▪ How well one recovers from a stroke may depend less on medical intervention than on one's outlook and personality. A recent issue of Psychology Today reports on a study conducted by researchers at the University of Maryland's School of Medicine, in which the personalities of 35 stroke patients were evaluated. Study results show that patients who are described as self-conscious and introspective are likely to suffer from post-stroke depression that affects their ability to recover, while energetic, outgoing people are much more adaptive to post-stroke recovery.

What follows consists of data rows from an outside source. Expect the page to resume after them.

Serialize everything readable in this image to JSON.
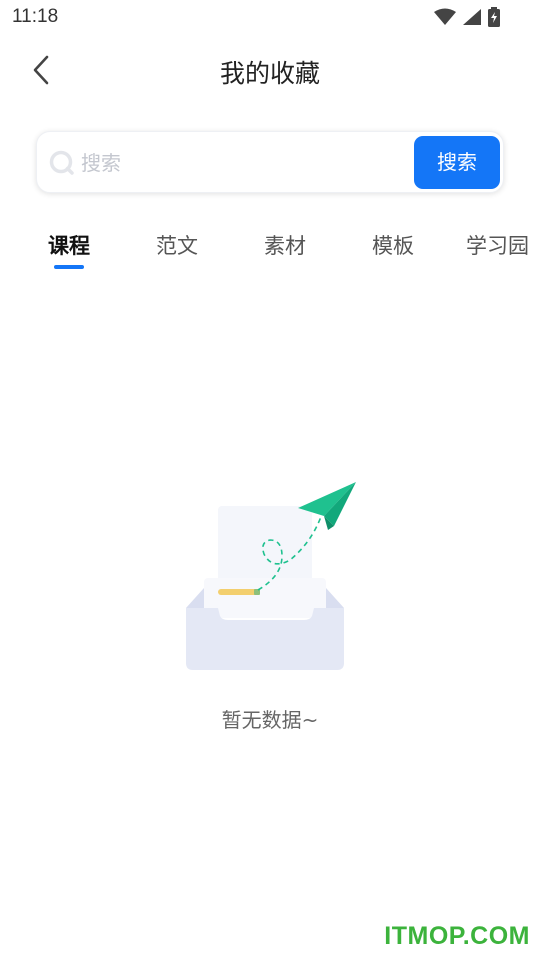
{
  "status_bar": {
    "time": "11:18",
    "icons": [
      "wifi-icon",
      "cellular-signal-icon",
      "battery-charging-icon"
    ]
  },
  "header": {
    "title": "我的收藏",
    "back_icon": "chevron-left-icon"
  },
  "search": {
    "placeholder": "搜索",
    "value": "",
    "button_label": "搜索",
    "icon": "search-icon"
  },
  "tabs": [
    {
      "label": "课程",
      "active": true
    },
    {
      "label": "范文",
      "active": false
    },
    {
      "label": "素材",
      "active": false
    },
    {
      "label": "模板",
      "active": false
    },
    {
      "label": "学习园",
      "active": false
    }
  ],
  "empty_state": {
    "message": "暂无数据~",
    "illustration": "empty-inbox-paper-plane-illustration"
  },
  "watermark": {
    "text": "ITMOP.COM"
  },
  "colors": {
    "accent": "#1476f7",
    "plane": "#1fc18f",
    "watermark": "#3cb33c"
  }
}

▪ Winter's coming. That means people with hypertension, obesity, high cholesterol levels, a history of heart disease and other cardiovascular risk factors will be lined up—not to see their physicians, but to buy snowblowing machines. Many people believe that using a snowblower instead of a shovel to clear sidewalks and driveways will decrease their risk of heart attack, but are the machines a good investment? Probably not, according to an article in the American Journal of Cardiology that cautions at-risk people against being lulled into a false sense of security. The message from their retrospective review is that machine snow removal can be just as risky as manual snow removal. Even the limited cardiac demands of running a snowblower can be enough to trigger a myocardial infarction (MI) in people at risk. This is especially true during early morning hours, when the risk of MI is already heightened.

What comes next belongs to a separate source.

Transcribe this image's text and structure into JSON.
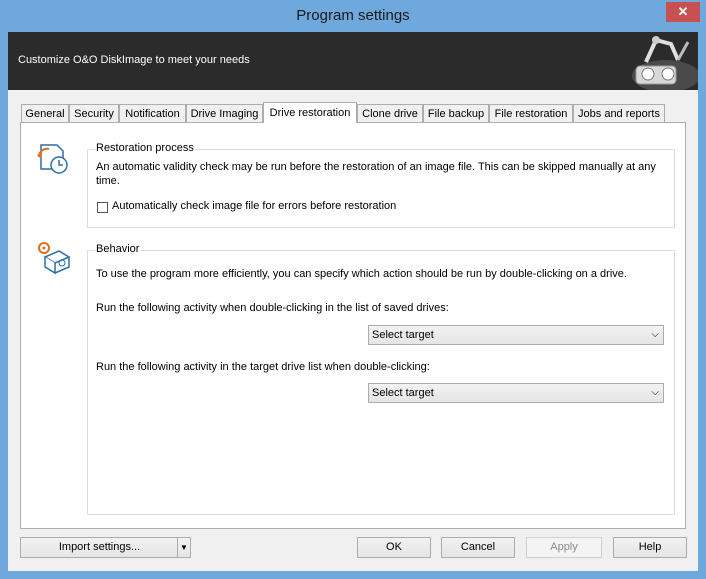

▪ Space exploration has already yielded several beneficial medical discoveries. Not to be outdone by NASA, Russian and U.S. weapons scientists are now collaborating on a new product—a vibrating wheelchair seat. The device, slated for marketing in 2002, is designed to fit a standard wheelchair. Small pistons beneath the seat move the cushion's surface, promoting circulation and reducing the risk of pressure ulcers. An item in Family Practice News says “…there will be numerous other applications.” No doubt.
▪ According to the Kansas City Star, mounting evidence suggests that estrogen is critical to the protection of a woman's mental functioning. Estrogen appears to enhance memory by increasing the number of synapses between nerve cells in the hippocampus. Estrogen may also greatly decrease a woman's risk for Alzheimer's disease by helping neurons grow and regenerate and decreasing inflammation.
Copyright © 2001 by the American Academy of Family Physicians.
This content is owned by the AAFP. A person viewing it online may make one printout of the material and may use that printout only for his or her personal, non-commercial reference. This material may not otherwise be downloaded, copied, printed, stored, transmitted or reproduced in any medium, whether now known or later invented, except as authorized in writing by the AAFP. Contact email@example.com for copyright questions and/or permission requests.
Want to use this article elsewhere? Get Permissions